The moose knuckles ($8.50) are short ribs served on a bed of fries. They are nice and meaty, and pull right off the bone, but are missing some depth of flavor. As a barbecue fan, I could have gone for some permeating smoke on them, because the flavorless sauce does them no favors. I kept trying it, thinking I was missing something, but there was nothing to miss. The skin-on fries are well-salted and crisp.


Pickled herring ($5) is not something you see on too many bar menus. This herring leans to the sweeter end of the spectrum, with big allspice and coriander flavors. The fish has a great, firm texture, but some sauce of some sort could really have helped balance the sweetness.


If you dislike carbs for some reason, then the stuffed tomato salad ($6.50) is for you. It is quite literally a tomato split open then absolutely piled high with tuna salad, served on lettuce. The tuna salad is solid, if a bit non-committal—not too creamy, not too salty. But it tastes like your best friend's mom made it this morning, and it is fortified with hefty crunch from some chunky red onion and celery, plus the tomato is nice and juicy.

Food-wise, Will's is mostly what you expect—simple, homey, belt-busting fare. Luckily, you can work off some of the calories playing pool or darts, or taking a seat in their weekly cribbage tournament. They also host events like Packerpalooza and Musky Fest.

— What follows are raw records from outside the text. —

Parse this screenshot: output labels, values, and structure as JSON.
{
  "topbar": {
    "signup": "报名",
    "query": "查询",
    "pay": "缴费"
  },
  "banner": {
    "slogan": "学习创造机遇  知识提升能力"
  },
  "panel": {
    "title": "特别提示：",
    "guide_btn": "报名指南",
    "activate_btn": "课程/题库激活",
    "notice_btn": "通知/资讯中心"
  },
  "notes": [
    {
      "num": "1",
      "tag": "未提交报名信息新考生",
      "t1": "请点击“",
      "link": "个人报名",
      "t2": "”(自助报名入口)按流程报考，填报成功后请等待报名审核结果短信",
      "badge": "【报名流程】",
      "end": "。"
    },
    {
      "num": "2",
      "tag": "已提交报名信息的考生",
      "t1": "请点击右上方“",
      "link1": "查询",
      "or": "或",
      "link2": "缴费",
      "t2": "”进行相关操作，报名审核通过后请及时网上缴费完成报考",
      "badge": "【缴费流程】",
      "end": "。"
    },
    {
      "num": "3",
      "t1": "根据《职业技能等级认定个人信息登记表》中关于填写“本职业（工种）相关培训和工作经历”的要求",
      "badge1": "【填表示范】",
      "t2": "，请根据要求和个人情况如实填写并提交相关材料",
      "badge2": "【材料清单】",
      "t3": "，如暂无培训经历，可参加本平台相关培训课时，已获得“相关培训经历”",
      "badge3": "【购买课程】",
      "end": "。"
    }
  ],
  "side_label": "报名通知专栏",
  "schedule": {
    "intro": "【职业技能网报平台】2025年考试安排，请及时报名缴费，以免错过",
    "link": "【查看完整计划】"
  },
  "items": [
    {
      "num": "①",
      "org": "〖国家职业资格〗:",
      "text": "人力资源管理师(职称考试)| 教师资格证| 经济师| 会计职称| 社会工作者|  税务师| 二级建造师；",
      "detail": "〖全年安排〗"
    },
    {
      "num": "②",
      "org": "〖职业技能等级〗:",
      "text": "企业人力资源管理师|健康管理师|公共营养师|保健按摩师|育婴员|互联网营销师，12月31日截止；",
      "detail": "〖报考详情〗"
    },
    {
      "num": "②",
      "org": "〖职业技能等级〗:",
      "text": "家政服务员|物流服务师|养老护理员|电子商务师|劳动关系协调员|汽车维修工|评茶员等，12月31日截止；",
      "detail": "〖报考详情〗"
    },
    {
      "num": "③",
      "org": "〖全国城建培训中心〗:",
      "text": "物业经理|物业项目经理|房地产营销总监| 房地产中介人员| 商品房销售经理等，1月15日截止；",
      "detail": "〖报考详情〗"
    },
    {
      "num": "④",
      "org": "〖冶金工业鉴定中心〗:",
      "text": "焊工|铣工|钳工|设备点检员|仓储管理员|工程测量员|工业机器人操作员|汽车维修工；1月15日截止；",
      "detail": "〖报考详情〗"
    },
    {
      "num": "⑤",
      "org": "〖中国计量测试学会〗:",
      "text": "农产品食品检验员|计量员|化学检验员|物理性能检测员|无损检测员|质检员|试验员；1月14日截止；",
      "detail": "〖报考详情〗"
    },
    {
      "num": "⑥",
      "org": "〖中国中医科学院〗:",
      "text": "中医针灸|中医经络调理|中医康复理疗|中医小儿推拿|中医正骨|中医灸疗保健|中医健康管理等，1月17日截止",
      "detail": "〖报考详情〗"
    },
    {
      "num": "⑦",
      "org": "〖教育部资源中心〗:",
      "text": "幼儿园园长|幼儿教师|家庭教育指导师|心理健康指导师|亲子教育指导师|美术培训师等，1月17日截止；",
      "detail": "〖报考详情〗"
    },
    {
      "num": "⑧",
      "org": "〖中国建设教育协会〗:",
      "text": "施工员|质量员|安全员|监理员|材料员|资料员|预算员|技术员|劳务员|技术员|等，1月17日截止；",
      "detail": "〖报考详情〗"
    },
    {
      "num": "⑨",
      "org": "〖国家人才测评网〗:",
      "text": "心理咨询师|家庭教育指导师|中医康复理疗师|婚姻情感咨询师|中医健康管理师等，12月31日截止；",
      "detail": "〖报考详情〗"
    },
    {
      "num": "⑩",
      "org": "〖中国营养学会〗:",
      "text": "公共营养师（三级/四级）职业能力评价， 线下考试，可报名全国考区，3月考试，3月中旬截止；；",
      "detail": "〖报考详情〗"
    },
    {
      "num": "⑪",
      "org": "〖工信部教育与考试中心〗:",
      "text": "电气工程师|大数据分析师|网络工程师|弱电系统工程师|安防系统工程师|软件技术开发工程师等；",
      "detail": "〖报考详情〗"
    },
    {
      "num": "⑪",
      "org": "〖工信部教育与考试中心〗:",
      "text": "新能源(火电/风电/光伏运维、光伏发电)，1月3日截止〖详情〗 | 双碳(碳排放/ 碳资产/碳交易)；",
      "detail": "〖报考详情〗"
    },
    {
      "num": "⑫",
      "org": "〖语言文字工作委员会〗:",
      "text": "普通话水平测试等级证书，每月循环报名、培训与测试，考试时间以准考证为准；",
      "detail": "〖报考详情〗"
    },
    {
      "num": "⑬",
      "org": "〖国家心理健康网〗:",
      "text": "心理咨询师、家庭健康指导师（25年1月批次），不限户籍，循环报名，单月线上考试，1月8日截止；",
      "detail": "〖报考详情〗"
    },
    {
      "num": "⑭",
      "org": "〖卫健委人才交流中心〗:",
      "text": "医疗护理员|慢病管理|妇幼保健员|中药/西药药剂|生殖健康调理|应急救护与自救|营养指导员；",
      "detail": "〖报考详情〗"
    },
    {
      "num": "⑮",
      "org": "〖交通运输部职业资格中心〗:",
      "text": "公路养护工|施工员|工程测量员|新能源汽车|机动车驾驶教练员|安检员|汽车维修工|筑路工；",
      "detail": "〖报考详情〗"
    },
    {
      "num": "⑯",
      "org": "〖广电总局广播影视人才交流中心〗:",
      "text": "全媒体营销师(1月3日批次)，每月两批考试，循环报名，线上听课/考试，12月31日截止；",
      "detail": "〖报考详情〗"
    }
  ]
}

Much like the Bourbon Street flavor of Maple Street Inn or the ode to England that is Red Lion Lincoln Square, Will's is clearly a labor of love—a cluttered homage to canoes, beer, the Packers, and everything else Wisconsin. And I say lay your passion out, and I'll not only forgive the kitsch, but revel in it.

Will's Northwoods Inn

3030 North Racine Avenue, Chicago, IL 60657 (map)

Josh Conley is single-handedly trying to re-introduce the verb beget into the everyday lexicon. He traveled to Easter Island one Christmas out of sheer irony. He excises a hefty syntax, and shamelessly promotes the color orange. His wife begat him two small children that he regularly belittles HERE.